Half Marathon at a Glance
1. What was unexpected?
The cold. I knew, obviously, that it would be colder than Barbados, but I didn’t realize I’d still need long sleeves and pants during my run. I completed a two hour 75%/25% run/walk in Central Park several days before and wore gloves, a running vest, and a headband for my ears. Because I was running the Long Island Marathon at a faster pace, I didn’t need quite as much (stay tuned for Wednesday’s race day gear post), but I was still clearly the Caribbean girl with my long sleeves and running tights. Everyone else? In shorts and t-shirts!!!
2. What was the weirdest thing you saw/that happened?
This one is tough, because there really wasn’t anything weird that happened. It was a pretty low-key kind of race, even though we had a bit of drama beforehand. There was one guy in a clown costume running, but is it weird that I didn’t actually think that was weird?
3. What was my time?
2:02:22 net time.
4. What was the best part?
Crossing the finish line. I know several things played a role in how I felt during the race (like drinking/eating for two weeks prior, losing my voice and getting sick, losing a toe nail, the bib number fiasco, running faster), but this run was harder for me than the half in October. It wasn’t terribly painful, but I was uncomfortable, or challenged is probably a better word, for most of the race. So for me, coming to the end was the best part!
5. What would I change?
I will from now on and forever check my race day bag to make sure I have everything, especially the bib number, before I leave the registration.
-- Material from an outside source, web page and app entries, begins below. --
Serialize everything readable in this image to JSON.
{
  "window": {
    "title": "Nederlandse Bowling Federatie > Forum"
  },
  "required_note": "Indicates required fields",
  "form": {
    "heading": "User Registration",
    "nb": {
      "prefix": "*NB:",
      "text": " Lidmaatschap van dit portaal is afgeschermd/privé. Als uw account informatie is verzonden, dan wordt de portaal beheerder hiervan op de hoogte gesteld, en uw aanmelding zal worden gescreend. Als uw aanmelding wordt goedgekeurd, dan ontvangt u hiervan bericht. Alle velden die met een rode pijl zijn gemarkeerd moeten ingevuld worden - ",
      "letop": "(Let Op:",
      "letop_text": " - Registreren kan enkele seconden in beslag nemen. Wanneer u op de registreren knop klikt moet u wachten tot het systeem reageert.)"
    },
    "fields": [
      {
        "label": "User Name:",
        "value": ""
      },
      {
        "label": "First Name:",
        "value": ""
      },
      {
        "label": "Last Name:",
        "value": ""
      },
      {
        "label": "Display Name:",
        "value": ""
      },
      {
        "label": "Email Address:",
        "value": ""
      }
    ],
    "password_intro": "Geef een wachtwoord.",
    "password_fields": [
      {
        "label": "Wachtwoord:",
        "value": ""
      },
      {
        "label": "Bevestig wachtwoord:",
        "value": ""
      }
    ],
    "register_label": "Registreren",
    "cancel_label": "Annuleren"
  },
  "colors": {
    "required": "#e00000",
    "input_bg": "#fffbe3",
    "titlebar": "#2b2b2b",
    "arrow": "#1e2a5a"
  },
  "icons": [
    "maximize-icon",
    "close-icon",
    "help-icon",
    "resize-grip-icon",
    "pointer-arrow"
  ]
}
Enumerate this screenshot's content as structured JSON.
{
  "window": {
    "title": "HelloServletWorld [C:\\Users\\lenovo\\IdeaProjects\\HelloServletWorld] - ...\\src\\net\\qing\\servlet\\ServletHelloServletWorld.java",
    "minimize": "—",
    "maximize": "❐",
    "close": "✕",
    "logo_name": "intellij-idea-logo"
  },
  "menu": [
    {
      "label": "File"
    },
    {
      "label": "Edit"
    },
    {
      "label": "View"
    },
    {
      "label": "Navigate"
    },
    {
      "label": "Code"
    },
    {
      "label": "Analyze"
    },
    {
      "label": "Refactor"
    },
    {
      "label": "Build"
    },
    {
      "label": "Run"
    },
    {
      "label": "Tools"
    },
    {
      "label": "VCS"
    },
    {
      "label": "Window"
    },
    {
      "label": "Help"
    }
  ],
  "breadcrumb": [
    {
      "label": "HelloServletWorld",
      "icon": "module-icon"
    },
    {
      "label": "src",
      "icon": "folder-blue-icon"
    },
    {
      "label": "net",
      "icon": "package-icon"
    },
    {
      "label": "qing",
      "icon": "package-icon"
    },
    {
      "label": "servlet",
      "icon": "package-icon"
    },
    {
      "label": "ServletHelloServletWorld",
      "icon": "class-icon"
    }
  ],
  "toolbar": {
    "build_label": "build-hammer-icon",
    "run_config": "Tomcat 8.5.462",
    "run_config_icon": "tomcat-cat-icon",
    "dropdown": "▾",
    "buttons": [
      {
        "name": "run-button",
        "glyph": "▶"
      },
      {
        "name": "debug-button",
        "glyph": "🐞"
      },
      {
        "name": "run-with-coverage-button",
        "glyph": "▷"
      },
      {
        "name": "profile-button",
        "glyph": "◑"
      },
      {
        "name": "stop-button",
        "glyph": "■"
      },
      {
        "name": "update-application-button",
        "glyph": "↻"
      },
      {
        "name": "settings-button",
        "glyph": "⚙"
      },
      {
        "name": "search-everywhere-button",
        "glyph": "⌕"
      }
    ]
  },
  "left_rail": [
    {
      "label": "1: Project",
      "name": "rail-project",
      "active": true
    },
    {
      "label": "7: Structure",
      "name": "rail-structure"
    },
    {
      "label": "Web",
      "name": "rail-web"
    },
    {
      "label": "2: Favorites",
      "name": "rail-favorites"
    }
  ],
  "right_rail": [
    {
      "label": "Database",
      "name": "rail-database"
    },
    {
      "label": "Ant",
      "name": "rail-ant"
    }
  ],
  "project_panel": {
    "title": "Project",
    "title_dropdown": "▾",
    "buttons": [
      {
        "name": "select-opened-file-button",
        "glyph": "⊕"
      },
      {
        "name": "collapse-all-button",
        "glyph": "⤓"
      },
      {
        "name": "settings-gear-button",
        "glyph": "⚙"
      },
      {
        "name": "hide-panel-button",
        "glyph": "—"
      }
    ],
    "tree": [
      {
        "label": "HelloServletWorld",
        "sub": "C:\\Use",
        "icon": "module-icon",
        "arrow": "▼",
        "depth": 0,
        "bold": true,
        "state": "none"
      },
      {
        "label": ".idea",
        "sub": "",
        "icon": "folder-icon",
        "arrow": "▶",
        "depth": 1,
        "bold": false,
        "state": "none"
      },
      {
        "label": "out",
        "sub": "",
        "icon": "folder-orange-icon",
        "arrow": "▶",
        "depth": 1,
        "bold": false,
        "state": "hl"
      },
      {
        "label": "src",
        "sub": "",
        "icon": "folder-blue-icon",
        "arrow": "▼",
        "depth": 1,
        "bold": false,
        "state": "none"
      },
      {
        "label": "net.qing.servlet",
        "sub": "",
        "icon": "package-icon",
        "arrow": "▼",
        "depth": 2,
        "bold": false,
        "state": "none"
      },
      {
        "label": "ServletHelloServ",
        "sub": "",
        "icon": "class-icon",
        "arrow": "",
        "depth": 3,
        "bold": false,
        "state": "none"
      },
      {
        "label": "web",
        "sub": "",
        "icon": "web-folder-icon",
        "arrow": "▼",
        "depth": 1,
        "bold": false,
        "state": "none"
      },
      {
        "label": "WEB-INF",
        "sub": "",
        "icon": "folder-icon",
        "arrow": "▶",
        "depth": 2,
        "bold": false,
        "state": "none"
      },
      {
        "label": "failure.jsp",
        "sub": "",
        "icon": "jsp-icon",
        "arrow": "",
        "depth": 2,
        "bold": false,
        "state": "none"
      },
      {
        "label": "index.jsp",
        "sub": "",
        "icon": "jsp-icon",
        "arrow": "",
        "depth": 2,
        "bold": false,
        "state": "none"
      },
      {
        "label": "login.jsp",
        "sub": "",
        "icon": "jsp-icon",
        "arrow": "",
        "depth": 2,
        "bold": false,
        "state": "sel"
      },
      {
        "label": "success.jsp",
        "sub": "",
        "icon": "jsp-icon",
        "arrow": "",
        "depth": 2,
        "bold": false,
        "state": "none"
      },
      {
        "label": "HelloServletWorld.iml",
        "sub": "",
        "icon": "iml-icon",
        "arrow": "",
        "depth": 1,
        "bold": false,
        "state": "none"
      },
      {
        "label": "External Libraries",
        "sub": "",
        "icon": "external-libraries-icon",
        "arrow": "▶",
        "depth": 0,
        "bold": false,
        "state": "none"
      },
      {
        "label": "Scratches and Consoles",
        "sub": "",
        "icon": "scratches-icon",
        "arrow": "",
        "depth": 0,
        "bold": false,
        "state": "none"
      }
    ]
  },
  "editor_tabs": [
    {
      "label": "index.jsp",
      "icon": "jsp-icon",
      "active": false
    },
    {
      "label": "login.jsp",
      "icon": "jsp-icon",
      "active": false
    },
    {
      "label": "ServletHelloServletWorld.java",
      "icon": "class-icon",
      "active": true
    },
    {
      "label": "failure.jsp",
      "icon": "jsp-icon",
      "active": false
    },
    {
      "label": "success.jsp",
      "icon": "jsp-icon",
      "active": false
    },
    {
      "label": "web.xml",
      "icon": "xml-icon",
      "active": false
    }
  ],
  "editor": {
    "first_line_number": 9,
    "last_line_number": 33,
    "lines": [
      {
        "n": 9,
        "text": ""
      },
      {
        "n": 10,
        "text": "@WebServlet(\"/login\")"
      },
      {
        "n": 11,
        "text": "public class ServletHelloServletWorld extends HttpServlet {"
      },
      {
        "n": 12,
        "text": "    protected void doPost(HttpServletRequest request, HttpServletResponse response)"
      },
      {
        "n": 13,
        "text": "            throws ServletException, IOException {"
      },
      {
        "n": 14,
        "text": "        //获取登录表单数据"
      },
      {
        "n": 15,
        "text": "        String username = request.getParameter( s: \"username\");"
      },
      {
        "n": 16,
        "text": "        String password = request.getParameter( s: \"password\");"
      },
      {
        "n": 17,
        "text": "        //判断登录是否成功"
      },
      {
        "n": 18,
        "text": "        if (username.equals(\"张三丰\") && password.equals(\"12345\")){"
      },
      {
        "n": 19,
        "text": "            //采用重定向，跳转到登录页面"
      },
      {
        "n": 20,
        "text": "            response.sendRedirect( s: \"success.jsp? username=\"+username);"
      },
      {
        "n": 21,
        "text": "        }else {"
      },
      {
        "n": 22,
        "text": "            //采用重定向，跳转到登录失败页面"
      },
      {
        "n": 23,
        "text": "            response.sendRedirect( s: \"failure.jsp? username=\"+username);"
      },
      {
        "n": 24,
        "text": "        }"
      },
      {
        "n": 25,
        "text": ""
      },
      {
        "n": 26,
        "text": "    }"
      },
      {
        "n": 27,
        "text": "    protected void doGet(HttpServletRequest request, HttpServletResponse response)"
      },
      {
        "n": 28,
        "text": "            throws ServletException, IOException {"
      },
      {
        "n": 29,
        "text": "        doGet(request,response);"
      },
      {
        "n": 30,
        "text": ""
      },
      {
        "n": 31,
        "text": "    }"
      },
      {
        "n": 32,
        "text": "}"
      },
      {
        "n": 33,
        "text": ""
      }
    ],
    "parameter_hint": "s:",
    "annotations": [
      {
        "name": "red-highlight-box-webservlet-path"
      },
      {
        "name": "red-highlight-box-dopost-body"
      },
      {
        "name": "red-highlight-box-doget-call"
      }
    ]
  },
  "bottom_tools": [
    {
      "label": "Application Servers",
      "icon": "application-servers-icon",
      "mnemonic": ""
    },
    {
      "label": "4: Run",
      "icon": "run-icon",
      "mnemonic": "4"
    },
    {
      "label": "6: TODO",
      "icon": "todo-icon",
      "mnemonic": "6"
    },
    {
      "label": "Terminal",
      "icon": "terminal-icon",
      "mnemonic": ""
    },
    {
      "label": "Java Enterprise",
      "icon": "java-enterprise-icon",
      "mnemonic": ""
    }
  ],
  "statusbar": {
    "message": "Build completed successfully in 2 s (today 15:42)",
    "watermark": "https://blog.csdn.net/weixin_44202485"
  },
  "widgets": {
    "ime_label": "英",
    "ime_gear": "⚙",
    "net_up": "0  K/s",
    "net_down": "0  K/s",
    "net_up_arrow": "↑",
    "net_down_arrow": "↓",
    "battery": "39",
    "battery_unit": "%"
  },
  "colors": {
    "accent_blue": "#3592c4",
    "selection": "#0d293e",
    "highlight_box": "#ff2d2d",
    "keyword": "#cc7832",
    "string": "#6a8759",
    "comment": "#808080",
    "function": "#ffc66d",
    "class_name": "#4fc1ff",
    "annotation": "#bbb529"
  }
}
Lesson learned!
6. What did the organizers do really well?
Although I didn’t actually attend because we were all freezing, I loved that there was a big festival after the race at the finish line. They had a band, vendors, play areas for the kids, and beer! I walked through briefly while trying to find my parents and it was pretty cool. It’s a great way to end the race.
7. What needed some work?
The one thing that absolutely needed some work was the parking and the exiting routes for after the race. For racers, parking was a non-issue, it was great. But once the park (where the race started and finished) was closed, there was no where to park for the spectators planning to watch the finish line and attend the festival. It would have been helpful if there were either designated areas outside the park for spectators, or if the facilitators knew where and could direct everyone to parking areas nearby. My parents nearly missed my brother and I crossing the finish because they spent 45 minutes trying to find parking.
And then for the exiting routes, although the park is rather big, there are only a couple entrances/exits to the park. One of them they closed off so everyone had to go through one exit at the end of the race. That means that the several hundred cars had to exit from one street. How does that make sense? It took a really, really long time to get out of the park=(
8. What training program did I use?
9. What do I need to improve?
Before I turn 40, I’d like to complete a half marathon in under two hours. So that means, no heavy partying two nights before the race, even if it is my birthday, and no getting sick;) In all seriousness though, I think if I give myself a few more weeks of training, I’ll be able to hit sub-2:00 hours with no problem.
10. Would I run this race again?
I don’t think I’d make a special trip for the race, but if I ever move back to New York I would absolutely run it again. It’s a fantastic race with so much participation, which really makes it special.
Any races coming up for you? Ever lost your bib number? What are your summer plans?